The ASHOKA Future Forum is a conference in Washington, DC —  and appears it is another aspect of the world of IMPACT and also where a RECOGNITION of those who created positive impact for society around the world can share more ideas together.   Founded by Bill Drayton more at  (http://www.ashokafutureforum.com).

What is important to notice about ASHOKA and conferences on IMPACT in general these days — with events such as the Green Festival at the Javits Center to Impact Investing conferences held at JPMorgan and Bank of America — is that there is a groundswell of conversations taking place.  

Those conversations taking place today spearheaded from places like New York City, Washington DC, and London where I have been staying this past week are about what the LEADERS in the areas of wealth management, corporate and industrial America, Europe, and government bodies globally are advocating currently — which is how to attract investment capital from larger pools and resources and where to deploy them.   Large pools, sizes enough to be influential, can be done more easily when there are market based returns offered in addition to creating a positive contribution to society.

In researching Ashoka I learned that it is referred to as Samraat Chakravartin Ashoka – the “Emperor of Emperors Ashoka.” His name “aśoka” means “painless, without sorrow.”   Ashoka is also a rare tree that blooms beautifully in the far reaches of the world.

These conferences are where it all starts, however, with a dialogue, a conversation, i.e., when you start TALKING TO OTHERS and sharing ideas and solutions to problems — THINGS HAPPEN.  

This means connecting and talking at the office, at school, at dinner, on your vacations and holidays.   That is where those ideas can get shared openly, and where the fun ideas, and possibly the great ones start to snowball into something more!  This snowball can be a magnetic FORCE during those conversations which inspire activity that speeds us and our listeners into ACTION!  

NOW, this reminds me of the the SANSKRIT word KARMA, another word bantered about quite a bit these days — but most folks have little idea about this words true meaning is and often I heard his word used to say such things as “I have good PARKING KARMA” — meaning I can always find a place to park my car!

The root word of “Karma” comes from the Sanskrit word meaning “ACTION” — but most importantly it means, to be  ACCOUNTABLE and RESPONSIBLE for your ACTIONS.

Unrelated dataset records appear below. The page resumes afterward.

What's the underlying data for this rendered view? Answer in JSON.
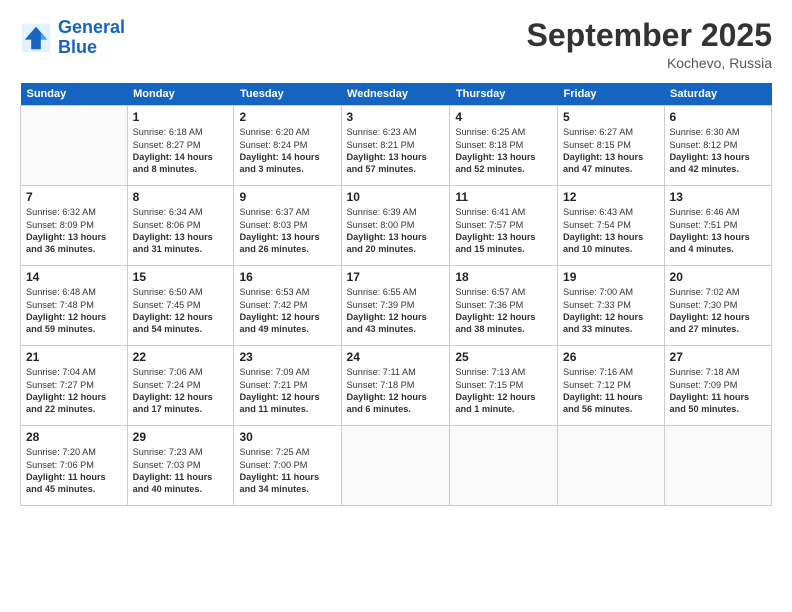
{
  "logo": {
    "line1": "General",
    "line2": "Blue"
  },
  "title": "September 2025",
  "location": "Kochevo, Russia",
  "days_header": [
    "Sunday",
    "Monday",
    "Tuesday",
    "Wednesday",
    "Thursday",
    "Friday",
    "Saturday"
  ],
  "weeks": [
    [
      {
        "num": "",
        "empty": true
      },
      {
        "num": "1",
        "sunrise": "6:18 AM",
        "sunset": "8:27 PM",
        "daylight": "14 hours and 8 minutes."
      },
      {
        "num": "2",
        "sunrise": "6:20 AM",
        "sunset": "8:24 PM",
        "daylight": "14 hours and 3 minutes."
      },
      {
        "num": "3",
        "sunrise": "6:23 AM",
        "sunset": "8:21 PM",
        "daylight": "13 hours and 57 minutes."
      },
      {
        "num": "4",
        "sunrise": "6:25 AM",
        "sunset": "8:18 PM",
        "daylight": "13 hours and 52 minutes."
      },
      {
        "num": "5",
        "sunrise": "6:27 AM",
        "sunset": "8:15 PM",
        "daylight": "13 hours and 47 minutes."
      },
      {
        "num": "6",
        "sunrise": "6:30 AM",
        "sunset": "8:12 PM",
        "daylight": "13 hours and 42 minutes."
      }
    ],
    [
      {
        "num": "7",
        "sunrise": "6:32 AM",
        "sunset": "8:09 PM",
        "daylight": "13 hours and 36 minutes."
      },
      {
        "num": "8",
        "sunrise": "6:34 AM",
        "sunset": "8:06 PM",
        "daylight": "13 hours and 31 minutes."
      },
      {
        "num": "9",
        "sunrise": "6:37 AM",
        "sunset": "8:03 PM",
        "daylight": "13 hours and 26 minutes."
      },
      {
        "num": "10",
        "sunrise": "6:39 AM",
        "sunset": "8:00 PM",
        "daylight": "13 hours and 20 minutes."
      },
      {
        "num": "11",
        "sunrise": "6:41 AM",
        "sunset": "7:57 PM",
        "daylight": "13 hours and 15 minutes."
      },
      {
        "num": "12",
        "sunrise": "6:43 AM",
        "sunset": "7:54 PM",
        "daylight": "13 hours and 10 minutes."
      },
      {
        "num": "13",
        "sunrise": "6:46 AM",
        "sunset": "7:51 PM",
        "daylight": "13 hours and 4 minutes."
      }
    ],
    [
      {
        "num": "14",
        "sunrise": "6:48 AM",
        "sunset": "7:48 PM",
        "daylight": "12 hours and 59 minutes."
      },
      {
        "num": "15",
        "sunrise": "6:50 AM",
        "sunset": "7:45 PM",
        "daylight": "12 hours and 54 minutes."
      },
      {
        "num": "16",
        "sunrise": "6:53 AM",
        "sunset": "7:42 PM",
        "daylight": "12 hours and 49 minutes."
      },
      {
        "num": "17",
        "sunrise": "6:55 AM",
        "sunset": "7:39 PM",
        "daylight": "12 hours and 43 minutes."
      },
      {
        "num": "18",
        "sunrise": "6:57 AM",
        "sunset": "7:36 PM",
        "daylight": "12 hours and 38 minutes."
      },
      {
        "num": "19",
        "sunrise": "7:00 AM",
        "sunset": "7:33 PM",
        "daylight": "12 hours and 33 minutes."
      },
      {
        "num": "20",
        "sunrise": "7:02 AM",
        "sunset": "7:30 PM",
        "daylight": "12 hours and 27 minutes."
      }
    ],
    [
      {
        "num": "21",
        "sunrise": "7:04 AM",
        "sunset": "7:27 PM",
        "daylight": "12 hours and 22 minutes."
      },
      {
        "num": "22",
        "sunrise": "7:06 AM",
        "sunset": "7:24 PM",
        "daylight": "12 hours and 17 minutes."
      },
      {
        "num": "23",
        "sunrise": "7:09 AM",
        "sunset": "7:21 PM",
        "daylight": "12 hours and 11 minutes."
      },
      {
        "num": "24",
        "sunrise": "7:11 AM",
        "sunset": "7:18 PM",
        "daylight": "12 hours and 6 minutes."
      },
      {
        "num": "25",
        "sunrise": "7:13 AM",
        "sunset": "7:15 PM",
        "daylight": "12 hours and 1 minute."
      },
      {
        "num": "26",
        "sunrise": "7:16 AM",
        "sunset": "7:12 PM",
        "daylight": "11 hours and 56 minutes."
      },
      {
        "num": "27",
        "sunrise": "7:18 AM",
        "sunset": "7:09 PM",
        "daylight": "11 hours and 50 minutes."
      }
    ],
    [
      {
        "num": "28",
        "sunrise": "7:20 AM",
        "sunset": "7:06 PM",
        "daylight": "11 hours and 45 minutes."
      },
      {
        "num": "29",
        "sunrise": "7:23 AM",
        "sunset": "7:03 PM",
        "daylight": "11 hours and 40 minutes."
      },
      {
        "num": "30",
        "sunrise": "7:25 AM",
        "sunset": "7:00 PM",
        "daylight": "11 hours and 34 minutes."
      },
      {
        "num": "",
        "empty": true
      },
      {
        "num": "",
        "empty": true
      },
      {
        "num": "",
        "empty": true
      },
      {
        "num": "",
        "empty": true
      }
    ]
  ]
}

I am hoping that this conference will not just be about conversations, but about dialogues of change, where actions are inspired to create solutions that will attract capital and talented resources that will turn into investment returns for investors as well as emotional returns for the world.

More later.

Gregory Mark Hill, London

May 27, 2013